**TASK STATEMENT**
Return the data below unaltered, but strip out the pictures.

**INFORMATION SUPPLIED**

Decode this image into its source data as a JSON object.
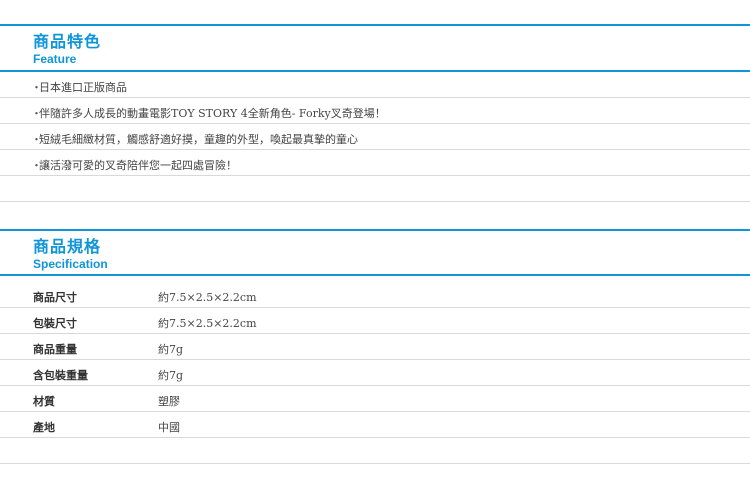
{
  "feature": {
    "title": "商品特色",
    "subtitle": "Feature",
    "bullet_glyph": "・",
    "items": [
      "日本進口正版商品",
      "伴隨許多人成長的動畫電影TOY STORY 4全新角色- Forky叉奇登場！",
      "短絨毛細緻材質，觸感舒適好摸，童趣的外型，喚起最真摯的童心",
      "讓活潑可愛的叉奇陪伴您一起四處冒險！"
    ]
  },
  "spec": {
    "title": "商品規格",
    "subtitle": "Specification",
    "rows": [
      {
        "label": "商品尺寸",
        "value": "約7.5×2.5×2.2cm"
      },
      {
        "label": "包裝尺寸",
        "value": "約7.5×2.5×2.2cm"
      },
      {
        "label": "商品重量",
        "value": "約7g"
      },
      {
        "label": "含包裝重量",
        "value": "約7g"
      },
      {
        "label": "材質",
        "value": "塑膠"
      },
      {
        "label": "產地",
        "value": "中國"
      }
    ]
  },
  "colors": {
    "accent": "#0f95d8",
    "divider": "#d9d9d9"
  }
}
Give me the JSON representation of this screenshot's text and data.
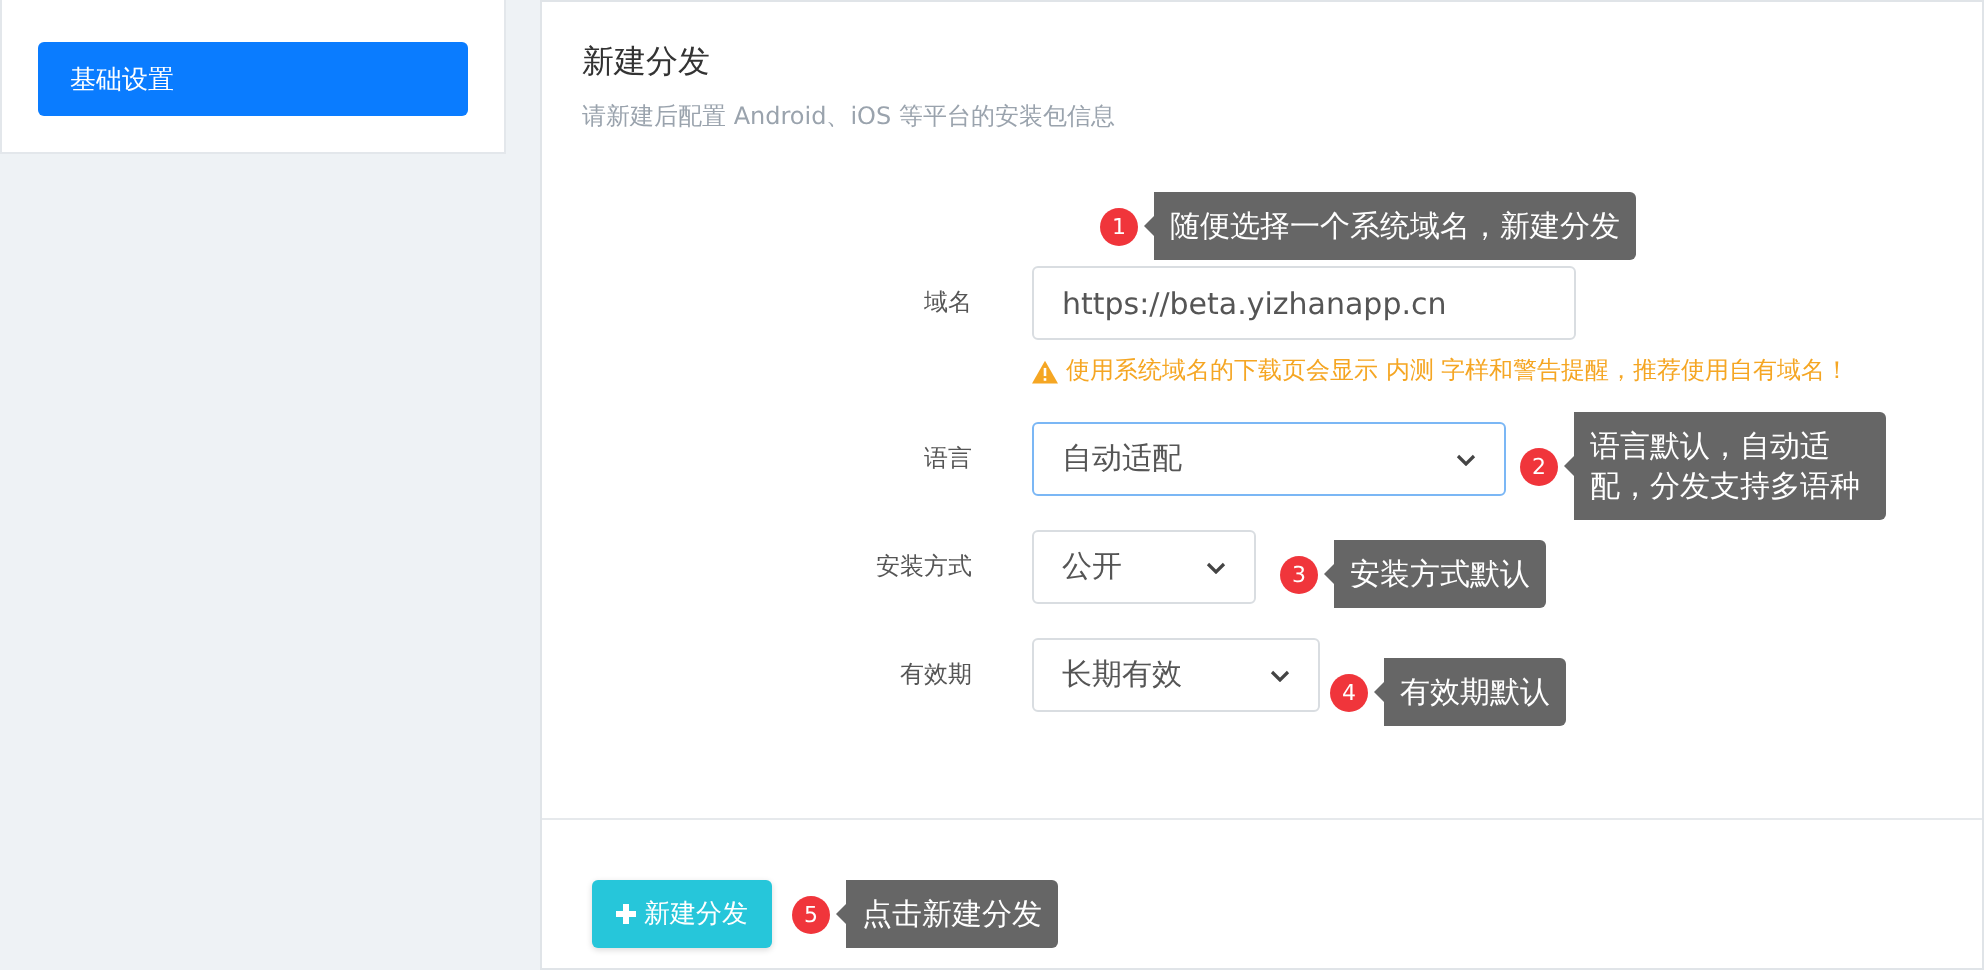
{
  "sidebar": {
    "items": [
      {
        "label": "基础设置",
        "selected": true
      }
    ]
  },
  "panel": {
    "title": "新建分发",
    "subtitle": "请新建后配置 Android、iOS 等平台的安装包信息"
  },
  "form": [
    {
      "label": "域名",
      "kind": "input",
      "value": "https://beta.yizhanapp.cn",
      "focused": false,
      "warning": "使用系统域名的下载页会显示 内测 字样和警告提醒，推荐使用自有域名！",
      "hint_number": "1",
      "hint": "随便选择一个系统域名，新建分发"
    },
    {
      "label": "语言",
      "kind": "select",
      "value": "自动适配",
      "focused": true,
      "hint_number": "2",
      "hint": "语言默认，自动适配，分发支持多语种"
    },
    {
      "label": "安装方式",
      "kind": "select",
      "value": "公开",
      "focused": false,
      "hint_number": "3",
      "hint": "安装方式默认"
    },
    {
      "label": "有效期",
      "kind": "select",
      "value": "长期有效",
      "focused": false,
      "hint_number": "4",
      "hint": "有效期默认"
    }
  ],
  "submit": {
    "label": "新建分发",
    "hint_number": "5",
    "hint": "点击新建分发"
  }
}
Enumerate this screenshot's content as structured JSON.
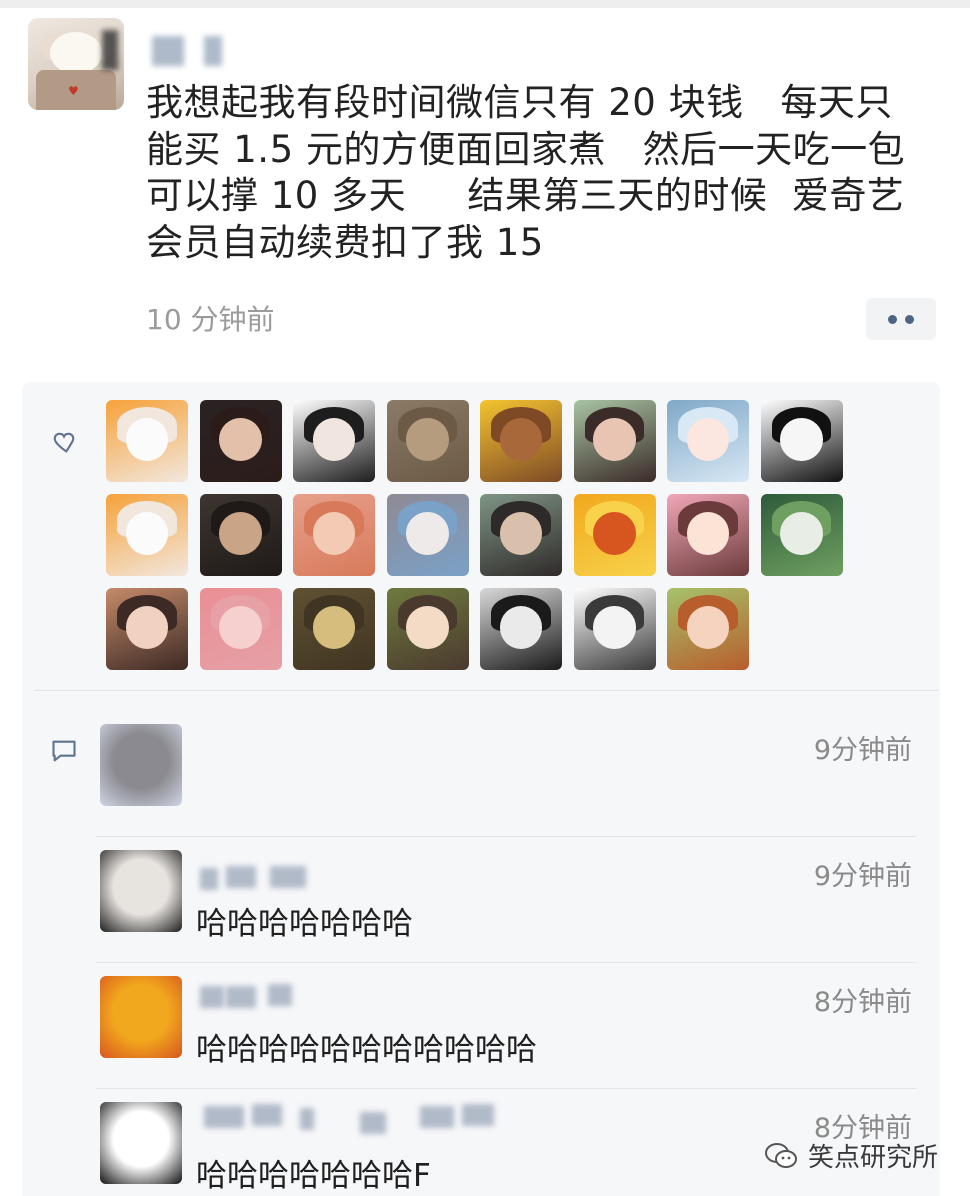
{
  "post": {
    "text": "我想起我有段时间微信只有 20 块钱   每天只\n能买 1.5 元的方便面回家煮   然后一天吃一包\n可以撑 10 多天     结果第三天的时候  爱奇艺\n会员自动续费扣了我 15",
    "time": "10 分钟前",
    "more_icon": "more-dots-icon"
  },
  "likes": {
    "icon": "heart-icon",
    "avatars": [
      {
        "c1": "#f6a23a",
        "c2": "#fbfbfb",
        "c3": "#f2e7dd"
      },
      {
        "c1": "#2a2323",
        "c2": "#e3c0a9",
        "c3": "#2b1c1a"
      },
      {
        "c1": "#ffffff",
        "c2": "#f0e6df",
        "c3": "#1d1d1d"
      },
      {
        "c1": "#8a7a66",
        "c2": "#b59c7e",
        "c3": "#6c5a46"
      },
      {
        "c1": "#f4c430",
        "c2": "#a8683a",
        "c3": "#7e4a26"
      },
      {
        "c1": "#a8c4a3",
        "c2": "#e7c5b2",
        "c3": "#3b2b29"
      },
      {
        "c1": "#7fa8c8",
        "c2": "#fbe6e0",
        "c3": "#d8e8f4"
      },
      {
        "c1": "#ffffff",
        "c2": "#f6f6f6",
        "c3": "#111111"
      },
      {
        "c1": "#f6a23a",
        "c2": "#fbfbfb",
        "c3": "#f2e7dd"
      },
      {
        "c1": "#3d3530",
        "c2": "#c9a487",
        "c3": "#1f1a18"
      },
      {
        "c1": "#e7a08c",
        "c2": "#f3cbb5",
        "c3": "#d87a5a"
      },
      {
        "c1": "#8f8a95",
        "c2": "#efeaea",
        "c3": "#7aa1c7"
      },
      {
        "c1": "#7f9584",
        "c2": "#d8c0ad",
        "c3": "#2f2a2a"
      },
      {
        "c1": "#f2a81e",
        "c2": "#d7561f",
        "c3": "#f7d24a"
      },
      {
        "c1": "#f1a7b8",
        "c2": "#fbe3d5",
        "c3": "#6b3b3b"
      },
      {
        "c1": "#2e5b3a",
        "c2": "#e8eee6",
        "c3": "#6fa061"
      },
      {
        "c1": "#c58a6a",
        "c2": "#f1d1bf",
        "c3": "#3d2a25"
      },
      {
        "c1": "#e88f95",
        "c2": "#f6cfcf",
        "c3": "#e6a0a6"
      },
      {
        "c1": "#5f5132",
        "c2": "#d6bd7d",
        "c3": "#403522"
      },
      {
        "c1": "#6f7a3f",
        "c2": "#f3dbc6",
        "c3": "#4a3a2e"
      },
      {
        "c1": "#d9d9d9",
        "c2": "#eaeaea",
        "c3": "#1a1a1a"
      },
      {
        "c1": "#ffffff",
        "c2": "#f3f3f3",
        "c3": "#3a3a3a"
      },
      {
        "c1": "#a5c36a",
        "c2": "#f5d3be",
        "c3": "#b85d2c"
      }
    ]
  },
  "comments": {
    "icon": "comment-bubble-icon",
    "items": [
      {
        "time": "9分钟前",
        "text": "",
        "a1": "#8b8a90",
        "a2": "#cfd6e4"
      },
      {
        "time": "9分钟前",
        "text": "哈哈哈哈哈哈哈",
        "a1": "#e7e3df",
        "a2": "#1e1e1e"
      },
      {
        "time": "8分钟前",
        "text": "哈哈哈哈哈哈哈哈哈哈哈",
        "a1": "#f2a81e",
        "a2": "#d7561f"
      },
      {
        "time": "8分钟前",
        "text": "哈哈哈哈哈哈哈F",
        "a1": "#ffffff",
        "a2": "#111111"
      }
    ]
  },
  "watermark": {
    "label": "笑点研究所",
    "icon": "wechat-logo-icon"
  }
}
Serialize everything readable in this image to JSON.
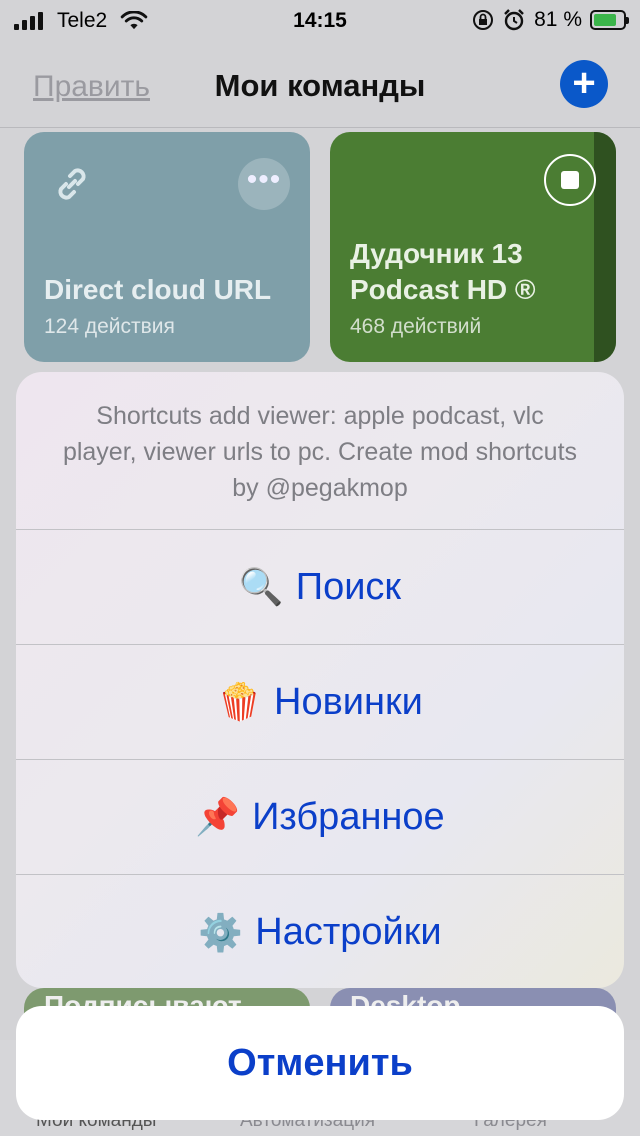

**SOLUTION BELOW**
Decode this image into its source data as a JSON object.
{
  "feature": {
    "title": "商品特色",
    "subtitle": "Feature",
    "bullet_glyph": "・",
    "items": [
      "日本進口正版商品",
      "伴隨許多人成長的動畫電影TOY STORY 4全新角色- Forky叉奇登場！",
      "短絨毛細緻材質，觸感舒適好摸，童趣的外型，喚起最真摯的童心",
      "讓活潑可愛的叉奇陪伴您一起四處冒險！"
    ]
  },
  "spec": {
    "title": "商品規格",
    "subtitle": "Specification",
    "rows": [
      {
        "label": "商品尺寸",
        "value": "約7.5×2.5×2.2cm"
      },
      {
        "label": "包裝尺寸",
        "value": "約7.5×2.5×2.2cm"
      },
      {
        "label": "商品重量",
        "value": "約7g"
      },
      {
        "label": "含包裝重量",
        "value": "約7g"
      },
      {
        "label": "材質",
        "value": "塑膠"
      },
      {
        "label": "產地",
        "value": "中國"
      }
    ]
  },
  "colors": {
    "accent": "#0f95d8",
    "divider": "#d9d9d9"
  }
}
Give me the JSON representation of this screenshot's text and data.
{
  "sidebar": {
    "items": [
      {
        "label": "基础设置",
        "selected": true
      }
    ]
  },
  "panel": {
    "title": "新建分发",
    "subtitle": "请新建后配置 Android、iOS 等平台的安装包信息"
  },
  "form": [
    {
      "label": "域名",
      "kind": "input",
      "value": "https://beta.yizhanapp.cn",
      "focused": false,
      "warning": "使用系统域名的下载页会显示 内测 字样和警告提醒，推荐使用自有域名！",
      "hint_number": "1",
      "hint": "随便选择一个系统域名，新建分发"
    },
    {
      "label": "语言",
      "kind": "select",
      "value": "自动适配",
      "focused": true,
      "hint_number": "2",
      "hint": "语言默认，自动适配，分发支持多语种"
    },
    {
      "label": "安装方式",
      "kind": "select",
      "value": "公开",
      "focused": false,
      "hint_number": "3",
      "hint": "安装方式默认"
    },
    {
      "label": "有效期",
      "kind": "select",
      "value": "长期有效",
      "focused": false,
      "hint_number": "4",
      "hint": "有效期默认"
    }
  ],
  "submit": {
    "label": "新建分发",
    "hint_number": "5",
    "hint": "点击新建分发"
  }
}
Enumerate this screenshot's content as structured JSON.
{
  "post": {
    "text": "我想起我有段时间微信只有 20 块钱   每天只\n能买 1.5 元的方便面回家煮   然后一天吃一包\n可以撑 10 多天     结果第三天的时候  爱奇艺\n会员自动续费扣了我 15",
    "time": "10 分钟前",
    "more_icon": "more-dots-icon"
  },
  "likes": {
    "icon": "heart-icon",
    "avatars": [
      {
        "c1": "#f6a23a",
        "c2": "#fbfbfb",
        "c3": "#f2e7dd"
      },
      {
        "c1": "#2a2323",
        "c2": "#e3c0a9",
        "c3": "#2b1c1a"
      },
      {
        "c1": "#ffffff",
        "c2": "#f0e6df",
        "c3": "#1d1d1d"
      },
      {
        "c1": "#8a7a66",
        "c2": "#b59c7e",
        "c3": "#6c5a46"
      },
      {
        "c1": "#f4c430",
        "c2": "#a8683a",
        "c3": "#7e4a26"
      },
      {
        "c1": "#a8c4a3",
        "c2": "#e7c5b2",
        "c3": "#3b2b29"
      },
      {
        "c1": "#7fa8c8",
        "c2": "#fbe6e0",
        "c3": "#d8e8f4"
      },
      {
        "c1": "#ffffff",
        "c2": "#f6f6f6",
        "c3": "#111111"
      },
      {
        "c1": "#f6a23a",
        "c2": "#fbfbfb",
        "c3": "#f2e7dd"
      },
      {
        "c1": "#3d3530",
        "c2": "#c9a487",
        "c3": "#1f1a18"
      },
      {
        "c1": "#e7a08c",
        "c2": "#f3cbb5",
        "c3": "#d87a5a"
      },
      {
        "c1": "#8f8a95",
        "c2": "#efeaea",
        "c3": "#7aa1c7"
      },
      {
        "c1": "#7f9584",
        "c2": "#d8c0ad",
        "c3": "#2f2a2a"
      },
      {
        "c1": "#f2a81e",
        "c2": "#d7561f",
        "c3": "#f7d24a"
      },
      {
        "c1": "#f1a7b8",
        "c2": "#fbe3d5",
        "c3": "#6b3b3b"
      },
      {
        "c1": "#2e5b3a",
        "c2": "#e8eee6",
        "c3": "#6fa061"
      },
      {
        "c1": "#c58a6a",
        "c2": "#f1d1bf",
        "c3": "#3d2a25"
      },
      {
        "c1": "#e88f95",
        "c2": "#f6cfcf",
        "c3": "#e6a0a6"
      },
      {
        "c1": "#5f5132",
        "c2": "#d6bd7d",
        "c3": "#403522"
      },
      {
        "c1": "#6f7a3f",
        "c2": "#f3dbc6",
        "c3": "#4a3a2e"
      },
      {
        "c1": "#d9d9d9",
        "c2": "#eaeaea",
        "c3": "#1a1a1a"
      },
      {
        "c1": "#ffffff",
        "c2": "#f3f3f3",
        "c3": "#3a3a3a"
      },
      {
        "c1": "#a5c36a",
        "c2": "#f5d3be",
        "c3": "#b85d2c"
      }
    ]
  },
  "comments": {
    "icon": "comment-bubble-icon",
    "items": [
      {
        "time": "9分钟前",
        "text": "",
        "a1": "#8b8a90",
        "a2": "#cfd6e4"
      },
      {
        "time": "9分钟前",
        "text": "哈哈哈哈哈哈哈",
        "a1": "#e7e3df",
        "a2": "#1e1e1e"
      },
      {
        "time": "8分钟前",
        "text": "哈哈哈哈哈哈哈哈哈哈哈",
        "a1": "#f2a81e",
        "a2": "#d7561f"
      },
      {
        "time": "8分钟前",
        "text": "哈哈哈哈哈哈哈F",
        "a1": "#ffffff",
        "a2": "#111111"
      }
    ]
  },
  "watermark": {
    "label": "笑点研究所",
    "icon": "wechat-logo-icon"
  }
}
Serialize everything readable in this image to JSON.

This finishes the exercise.